**Your objective:**
An exact repetition of the listing is required.

═══

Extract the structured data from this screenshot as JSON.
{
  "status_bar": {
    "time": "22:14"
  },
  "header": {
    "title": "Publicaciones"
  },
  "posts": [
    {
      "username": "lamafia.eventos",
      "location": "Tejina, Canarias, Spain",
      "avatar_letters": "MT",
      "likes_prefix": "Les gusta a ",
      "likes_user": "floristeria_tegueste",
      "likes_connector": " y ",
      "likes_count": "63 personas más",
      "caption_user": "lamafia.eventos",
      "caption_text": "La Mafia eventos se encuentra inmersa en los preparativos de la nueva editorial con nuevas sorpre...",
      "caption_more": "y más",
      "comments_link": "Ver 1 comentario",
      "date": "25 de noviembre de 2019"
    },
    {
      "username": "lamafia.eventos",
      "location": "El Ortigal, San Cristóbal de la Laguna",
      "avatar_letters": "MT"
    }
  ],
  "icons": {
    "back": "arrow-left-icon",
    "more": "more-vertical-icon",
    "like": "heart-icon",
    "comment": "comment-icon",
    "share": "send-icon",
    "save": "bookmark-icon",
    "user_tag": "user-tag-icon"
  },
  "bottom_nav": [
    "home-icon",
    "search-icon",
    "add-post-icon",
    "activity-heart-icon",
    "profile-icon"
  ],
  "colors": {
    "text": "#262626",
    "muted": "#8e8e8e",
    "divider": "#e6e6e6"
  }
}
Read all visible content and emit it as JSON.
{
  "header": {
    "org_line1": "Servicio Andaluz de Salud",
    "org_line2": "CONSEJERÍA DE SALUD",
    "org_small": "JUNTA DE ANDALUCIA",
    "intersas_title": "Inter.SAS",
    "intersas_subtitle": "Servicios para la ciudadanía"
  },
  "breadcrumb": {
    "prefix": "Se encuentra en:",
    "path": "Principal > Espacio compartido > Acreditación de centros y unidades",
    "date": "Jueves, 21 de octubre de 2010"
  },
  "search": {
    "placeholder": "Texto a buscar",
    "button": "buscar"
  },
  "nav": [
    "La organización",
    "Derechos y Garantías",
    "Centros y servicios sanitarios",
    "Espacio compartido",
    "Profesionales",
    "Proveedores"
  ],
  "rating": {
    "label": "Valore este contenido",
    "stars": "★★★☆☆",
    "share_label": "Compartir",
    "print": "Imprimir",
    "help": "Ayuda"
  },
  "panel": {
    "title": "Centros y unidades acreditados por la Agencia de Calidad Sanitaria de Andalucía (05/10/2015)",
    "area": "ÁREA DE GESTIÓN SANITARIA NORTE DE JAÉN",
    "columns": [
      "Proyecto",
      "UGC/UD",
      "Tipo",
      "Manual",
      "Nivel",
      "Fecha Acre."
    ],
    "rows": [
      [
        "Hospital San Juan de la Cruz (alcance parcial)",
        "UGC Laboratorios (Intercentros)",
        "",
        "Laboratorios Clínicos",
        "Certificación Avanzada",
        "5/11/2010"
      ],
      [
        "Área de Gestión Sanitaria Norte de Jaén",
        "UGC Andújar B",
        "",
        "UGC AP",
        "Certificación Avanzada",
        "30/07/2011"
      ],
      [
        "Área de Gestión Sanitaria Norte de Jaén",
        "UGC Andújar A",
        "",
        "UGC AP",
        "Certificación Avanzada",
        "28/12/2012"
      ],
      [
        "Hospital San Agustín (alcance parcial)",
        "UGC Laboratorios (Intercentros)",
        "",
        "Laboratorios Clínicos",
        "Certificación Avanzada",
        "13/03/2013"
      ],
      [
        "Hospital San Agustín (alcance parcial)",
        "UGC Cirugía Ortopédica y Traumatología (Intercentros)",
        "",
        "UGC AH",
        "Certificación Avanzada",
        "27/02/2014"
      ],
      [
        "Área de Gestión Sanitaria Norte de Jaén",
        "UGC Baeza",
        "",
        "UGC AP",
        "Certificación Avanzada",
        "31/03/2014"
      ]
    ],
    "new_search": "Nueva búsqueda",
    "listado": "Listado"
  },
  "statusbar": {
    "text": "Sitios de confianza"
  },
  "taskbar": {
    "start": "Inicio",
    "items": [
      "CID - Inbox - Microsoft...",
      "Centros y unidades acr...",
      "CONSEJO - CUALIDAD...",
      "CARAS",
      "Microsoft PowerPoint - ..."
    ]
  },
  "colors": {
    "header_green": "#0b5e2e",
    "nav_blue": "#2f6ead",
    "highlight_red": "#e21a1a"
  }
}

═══

**Answer for this exercise:**
Extract the structured data from this screenshot as JSON.
{
  "status_bar": {
    "time": "22:14"
  },
  "header": {
    "title": "Publicaciones"
  },
  "posts": [
    {
      "username": "lamafia.eventos",
      "location": "Tejina, Canarias, Spain",
      "avatar_letters": "MT",
      "likes_prefix": "Les gusta a ",
      "likes_user": "floristeria_tegueste",
      "likes_connector": " y ",
      "likes_count": "63 personas más",
      "caption_user": "lamafia.eventos",
      "caption_text": "La Mafia eventos se encuentra inmersa en los preparativos de la nueva editorial con nuevas sorpre...",
      "caption_more": "y más",
      "comments_link": "Ver 1 comentario",
      "date": "25 de noviembre de 2019"
    },
    {
      "username": "lamafia.eventos",
      "location": "El Ortigal, San Cristóbal de la Laguna",
      "avatar_letters": "MT"
    }
  ],
  "icons": {
    "back": "arrow-left-icon",
    "more": "more-vertical-icon",
    "like": "heart-icon",
    "comment": "comment-icon",
    "share": "send-icon",
    "save": "bookmark-icon",
    "user_tag": "user-tag-icon"
  },
  "bottom_nav": [
    "home-icon",
    "search-icon",
    "add-post-icon",
    "activity-heart-icon",
    "profile-icon"
  ],
  "colors": {
    "text": "#262626",
    "muted": "#8e8e8e",
    "divider": "#e6e6e6"
  }
}
Read all visible content and emit it as JSON.
{
  "header": {
    "org_line1": "Servicio Andaluz de Salud",
    "org_line2": "CONSEJERÍA DE SALUD",
    "org_small": "JUNTA DE ANDALUCIA",
    "intersas_title": "Inter.SAS",
    "intersas_subtitle": "Servicios para la ciudadanía"
  },
  "breadcrumb": {
    "prefix": "Se encuentra en:",
    "path": "Principal > Espacio compartido > Acreditación de centros y unidades",
    "date": "Jueves, 21 de octubre de 2010"
  },
  "search": {
    "placeholder": "Texto a buscar",
    "button": "buscar"
  },
  "nav": [
    "La organización",
    "Derechos y Garantías",
    "Centros y servicios sanitarios",
    "Espacio compartido",
    "Profesionales",
    "Proveedores"
  ],
  "rating": {
    "label": "Valore este contenido",
    "stars": "★★★☆☆",
    "share_label": "Compartir",
    "print": "Imprimir",
    "help": "Ayuda"
  },
  "panel": {
    "title": "Centros y unidades acreditados por la Agencia de Calidad Sanitaria de Andalucía (05/10/2015)",
    "area": "ÁREA DE GESTIÓN SANITARIA NORTE DE JAÉN",
    "columns": [
      "Proyecto",
      "UGC/UD",
      "Tipo",
      "Manual",
      "Nivel",
      "Fecha Acre."
    ],
    "rows": [
      [
        "Hospital San Juan de la Cruz (alcance parcial)",
        "UGC Laboratorios (Intercentros)",
        "",
        "Laboratorios Clínicos",
        "Certificación Avanzada",
        "5/11/2010"
      ],
      [
        "Área de Gestión Sanitaria Norte de Jaén",
        "UGC Andújar B",
        "",
        "UGC AP",
        "Certificación Avanzada",
        "30/07/2011"
      ],
      [
        "Área de Gestión Sanitaria Norte de Jaén",
        "UGC Andújar A",
        "",
        "UGC AP",
        "Certificación Avanzada",
        "28/12/2012"
      ],
      [
        "Hospital San Agustín (alcance parcial)",
        "UGC Laboratorios (Intercentros)",
        "",
        "Laboratorios Clínicos",
        "Certificación Avanzada",
        "13/03/2013"
      ],
      [
        "Hospital San Agustín (alcance parcial)",
        "UGC Cirugía Ortopédica y Traumatología (Intercentros)",
        "",
        "UGC AH",
        "Certificación Avanzada",
        "27/02/2014"
      ],
      [
        "Área de Gestión Sanitaria Norte de Jaén",
        "UGC Baeza",
        "",
        "UGC AP",
        "Certificación Avanzada",
        "31/03/2014"
      ]
    ],
    "new_search": "Nueva búsqueda",
    "listado": "Listado"
  },
  "statusbar": {
    "text": "Sitios de confianza"
  },
  "taskbar": {
    "start": "Inicio",
    "items": [
      "CID - Inbox - Microsoft...",
      "Centros y unidades acr...",
      "CONSEJO - CUALIDAD...",
      "CARAS",
      "Microsoft PowerPoint - ..."
    ]
  },
  "colors": {
    "header_green": "#0b5e2e",
    "nav_blue": "#2f6ead",
    "highlight_red": "#e21a1a"
  }
}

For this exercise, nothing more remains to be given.